It's possible to install and use multiple GeoIP2 databases simultaneously, and there is an auxiliary program in the distribution to enable creating your own GeoIP2 files: sc-iprecords-meld. Run it passing via standard input a sequence of lines, each containing a one-line JSON document. Each document should be a map with two entries: subnet and record. The subnet is a string denoting an IPv4 subnet (we havent gotten to implement IPv6 support yet) as in 183.128.0.0/9, and record is any valid JSON value. The output of sc-iprecords-meld will be a valid GeoIP2 file.

Forwarding backend responses for error cases

The setting forward-error-pages instructs ShimmerCat QS to send error pages from the backend to the browser. This setting combines exactly as enable-ip-records, and its details are described in a separate page.

Blowing HTML up

This setting enabling writting a log message with HTML received from a backend, from URLs which have been whitelisted for this. This is a non-destructive side effect, in particular it doesn't imply changes to the transmitted HTML. That is, here "blow up" is used in its literal sense, not the idiomatic one.

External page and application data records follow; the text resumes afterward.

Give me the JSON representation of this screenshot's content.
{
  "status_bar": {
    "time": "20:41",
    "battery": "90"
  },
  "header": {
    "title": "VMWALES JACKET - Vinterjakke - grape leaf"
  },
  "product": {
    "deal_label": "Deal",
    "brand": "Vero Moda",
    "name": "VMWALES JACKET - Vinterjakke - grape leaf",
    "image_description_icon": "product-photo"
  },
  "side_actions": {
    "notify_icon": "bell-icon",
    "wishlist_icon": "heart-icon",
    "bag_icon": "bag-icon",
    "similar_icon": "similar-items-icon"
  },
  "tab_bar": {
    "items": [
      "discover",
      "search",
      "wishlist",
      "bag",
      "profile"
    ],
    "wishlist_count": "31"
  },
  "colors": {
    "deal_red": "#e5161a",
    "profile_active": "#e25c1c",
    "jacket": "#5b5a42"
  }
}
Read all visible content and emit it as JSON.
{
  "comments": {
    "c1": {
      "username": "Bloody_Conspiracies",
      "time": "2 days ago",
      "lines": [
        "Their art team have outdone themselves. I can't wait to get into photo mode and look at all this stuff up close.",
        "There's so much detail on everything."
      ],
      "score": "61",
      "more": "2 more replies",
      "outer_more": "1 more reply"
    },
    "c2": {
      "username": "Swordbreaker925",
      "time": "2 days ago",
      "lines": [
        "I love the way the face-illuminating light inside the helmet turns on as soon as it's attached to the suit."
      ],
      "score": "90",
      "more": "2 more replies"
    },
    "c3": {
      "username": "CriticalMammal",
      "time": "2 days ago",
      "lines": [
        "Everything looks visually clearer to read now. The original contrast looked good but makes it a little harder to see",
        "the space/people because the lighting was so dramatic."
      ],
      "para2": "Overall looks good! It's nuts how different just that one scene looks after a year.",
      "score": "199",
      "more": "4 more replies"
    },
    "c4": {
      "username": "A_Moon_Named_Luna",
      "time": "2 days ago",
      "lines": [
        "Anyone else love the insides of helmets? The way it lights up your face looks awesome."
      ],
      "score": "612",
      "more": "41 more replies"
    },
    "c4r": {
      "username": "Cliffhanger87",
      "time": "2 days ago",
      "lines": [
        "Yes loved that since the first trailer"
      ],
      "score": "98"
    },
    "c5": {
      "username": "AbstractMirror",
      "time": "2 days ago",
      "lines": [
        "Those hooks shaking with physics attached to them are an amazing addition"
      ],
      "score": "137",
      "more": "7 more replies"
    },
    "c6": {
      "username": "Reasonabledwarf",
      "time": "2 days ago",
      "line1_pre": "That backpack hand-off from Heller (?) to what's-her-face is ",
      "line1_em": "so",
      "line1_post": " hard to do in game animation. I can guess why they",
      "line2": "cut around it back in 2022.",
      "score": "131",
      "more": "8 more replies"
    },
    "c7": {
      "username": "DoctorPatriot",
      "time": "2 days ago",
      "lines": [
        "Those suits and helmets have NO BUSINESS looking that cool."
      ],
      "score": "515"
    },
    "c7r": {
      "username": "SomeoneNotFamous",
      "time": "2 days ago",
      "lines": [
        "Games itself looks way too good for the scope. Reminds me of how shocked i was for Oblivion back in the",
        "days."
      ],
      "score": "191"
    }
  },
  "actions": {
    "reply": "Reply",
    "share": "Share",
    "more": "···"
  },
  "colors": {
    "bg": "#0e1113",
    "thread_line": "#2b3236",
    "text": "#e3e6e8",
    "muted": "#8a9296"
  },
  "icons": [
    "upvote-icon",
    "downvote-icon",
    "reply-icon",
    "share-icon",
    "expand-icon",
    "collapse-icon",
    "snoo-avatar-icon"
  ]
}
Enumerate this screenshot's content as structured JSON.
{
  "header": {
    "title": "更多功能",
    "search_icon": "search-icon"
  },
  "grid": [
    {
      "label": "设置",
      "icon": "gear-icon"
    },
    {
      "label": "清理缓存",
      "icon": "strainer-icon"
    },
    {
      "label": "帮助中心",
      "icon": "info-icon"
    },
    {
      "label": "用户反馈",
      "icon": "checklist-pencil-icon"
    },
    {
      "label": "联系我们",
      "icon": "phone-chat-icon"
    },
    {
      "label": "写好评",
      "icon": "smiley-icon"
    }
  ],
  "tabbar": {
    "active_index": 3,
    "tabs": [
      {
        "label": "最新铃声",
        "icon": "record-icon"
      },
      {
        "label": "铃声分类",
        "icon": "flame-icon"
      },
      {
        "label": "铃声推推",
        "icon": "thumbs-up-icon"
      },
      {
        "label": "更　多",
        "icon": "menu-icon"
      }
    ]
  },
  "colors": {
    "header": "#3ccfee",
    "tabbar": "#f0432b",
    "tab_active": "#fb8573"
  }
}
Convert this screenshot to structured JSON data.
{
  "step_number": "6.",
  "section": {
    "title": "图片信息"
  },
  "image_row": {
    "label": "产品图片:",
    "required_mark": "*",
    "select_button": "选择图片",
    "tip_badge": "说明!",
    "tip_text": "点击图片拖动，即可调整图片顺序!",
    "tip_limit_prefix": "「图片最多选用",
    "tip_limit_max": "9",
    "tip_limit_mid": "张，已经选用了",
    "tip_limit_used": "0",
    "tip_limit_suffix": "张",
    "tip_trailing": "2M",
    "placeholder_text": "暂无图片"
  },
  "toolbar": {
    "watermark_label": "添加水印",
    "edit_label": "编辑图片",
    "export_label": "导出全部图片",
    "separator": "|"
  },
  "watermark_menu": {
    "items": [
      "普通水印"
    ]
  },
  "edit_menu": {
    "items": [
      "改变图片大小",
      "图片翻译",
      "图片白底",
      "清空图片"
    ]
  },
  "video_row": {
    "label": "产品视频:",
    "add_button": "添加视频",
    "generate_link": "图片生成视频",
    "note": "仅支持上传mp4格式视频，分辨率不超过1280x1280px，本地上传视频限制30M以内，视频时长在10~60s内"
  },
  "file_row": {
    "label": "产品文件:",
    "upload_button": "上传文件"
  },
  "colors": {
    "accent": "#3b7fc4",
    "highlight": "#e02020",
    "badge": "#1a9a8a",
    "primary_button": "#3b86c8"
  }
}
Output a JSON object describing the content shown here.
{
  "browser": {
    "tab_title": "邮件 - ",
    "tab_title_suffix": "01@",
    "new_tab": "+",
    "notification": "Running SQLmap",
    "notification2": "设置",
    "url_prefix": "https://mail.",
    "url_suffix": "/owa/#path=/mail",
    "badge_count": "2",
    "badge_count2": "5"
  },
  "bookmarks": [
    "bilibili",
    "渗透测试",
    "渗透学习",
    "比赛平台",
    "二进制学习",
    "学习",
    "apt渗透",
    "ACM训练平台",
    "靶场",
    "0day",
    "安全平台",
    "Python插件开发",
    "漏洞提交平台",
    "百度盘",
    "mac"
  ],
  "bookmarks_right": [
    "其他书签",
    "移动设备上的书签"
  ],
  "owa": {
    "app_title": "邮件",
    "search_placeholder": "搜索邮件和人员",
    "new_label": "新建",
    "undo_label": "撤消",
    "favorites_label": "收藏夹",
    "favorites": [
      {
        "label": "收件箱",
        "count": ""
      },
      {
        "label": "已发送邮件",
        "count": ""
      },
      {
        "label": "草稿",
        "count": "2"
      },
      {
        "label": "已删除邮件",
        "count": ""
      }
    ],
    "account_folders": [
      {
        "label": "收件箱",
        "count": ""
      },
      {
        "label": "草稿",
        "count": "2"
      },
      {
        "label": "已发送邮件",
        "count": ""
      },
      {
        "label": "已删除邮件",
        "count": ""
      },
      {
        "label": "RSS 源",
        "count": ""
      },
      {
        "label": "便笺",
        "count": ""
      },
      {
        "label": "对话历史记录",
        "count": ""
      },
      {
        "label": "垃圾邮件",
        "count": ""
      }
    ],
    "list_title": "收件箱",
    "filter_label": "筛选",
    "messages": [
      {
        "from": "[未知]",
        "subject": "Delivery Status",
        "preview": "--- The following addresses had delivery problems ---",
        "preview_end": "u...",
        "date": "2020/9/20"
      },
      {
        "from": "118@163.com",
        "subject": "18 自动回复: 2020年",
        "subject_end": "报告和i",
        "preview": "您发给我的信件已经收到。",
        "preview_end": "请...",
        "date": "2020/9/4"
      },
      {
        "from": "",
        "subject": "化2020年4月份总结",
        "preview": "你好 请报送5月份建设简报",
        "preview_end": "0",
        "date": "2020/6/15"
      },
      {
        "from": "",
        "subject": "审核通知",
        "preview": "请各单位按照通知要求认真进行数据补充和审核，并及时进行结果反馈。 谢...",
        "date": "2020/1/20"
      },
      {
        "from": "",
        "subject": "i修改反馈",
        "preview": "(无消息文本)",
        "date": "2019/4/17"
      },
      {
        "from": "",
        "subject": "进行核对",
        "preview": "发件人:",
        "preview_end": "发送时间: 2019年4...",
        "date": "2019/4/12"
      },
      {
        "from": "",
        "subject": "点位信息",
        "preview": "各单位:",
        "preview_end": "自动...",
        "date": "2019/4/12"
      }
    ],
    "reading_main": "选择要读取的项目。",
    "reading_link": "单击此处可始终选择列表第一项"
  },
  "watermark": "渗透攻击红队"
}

This functionality is necessary to report data for analysis with acceleration rules that rely on understandig HTML structure.

The setting, a boolean value for a blowup field, can be used in the definition of the application port and the definition at the view. A definition at the view takes precedence over any definition at the application port.

In addition to these stacked settings, a particular URL path should be listed for reporting. The list must be in a sqlite3 database file at <scratch-folder>/rdonly-dbs/blowuphtml/<domain_name>.sq3. Said datbase should include the URLs whose contents we are interested in in a table defined with the following DDL:

CREATE TABLE urls_to_report_t(
  url_path VARCHAR PRIMARY KEY,
  weight INT NOT NULL
  )

In the table, the url_path should be the URL path, without query string — this is a temporary restriction — and weight should be a number that tells ShimmerCat QS how important this URL path is for reporting. Matching is done against the original URL path coming from the browser, before any rewrites in ShimmerCat. If a URL path for a request is not in that table, its HTML is not reported.

When a Shimmercat worker starts, it copies the database file to a temporary file, opens it in read-only mode, and unlinks the temporary file. This way, it is safe to overwrite the original file at <scratch-folder>/rdonly-dbs/blowuphtml/<domain_name>.sq3 at any moment without crashing SQLite. However, for ShimmerCat to use the updated file, a server reload is needed — e.g. via kill -SIGHUP $(cat scratch-folder/master.pid).

The log messages report the HTML as a XZ stream which has been text-encoded with Ascii85. The log message codes assigned for this are M60005 to M60007. An additional log message, M44005, will be issued when ShimmerCat finds and activates a SQLite3 database for a particular domain.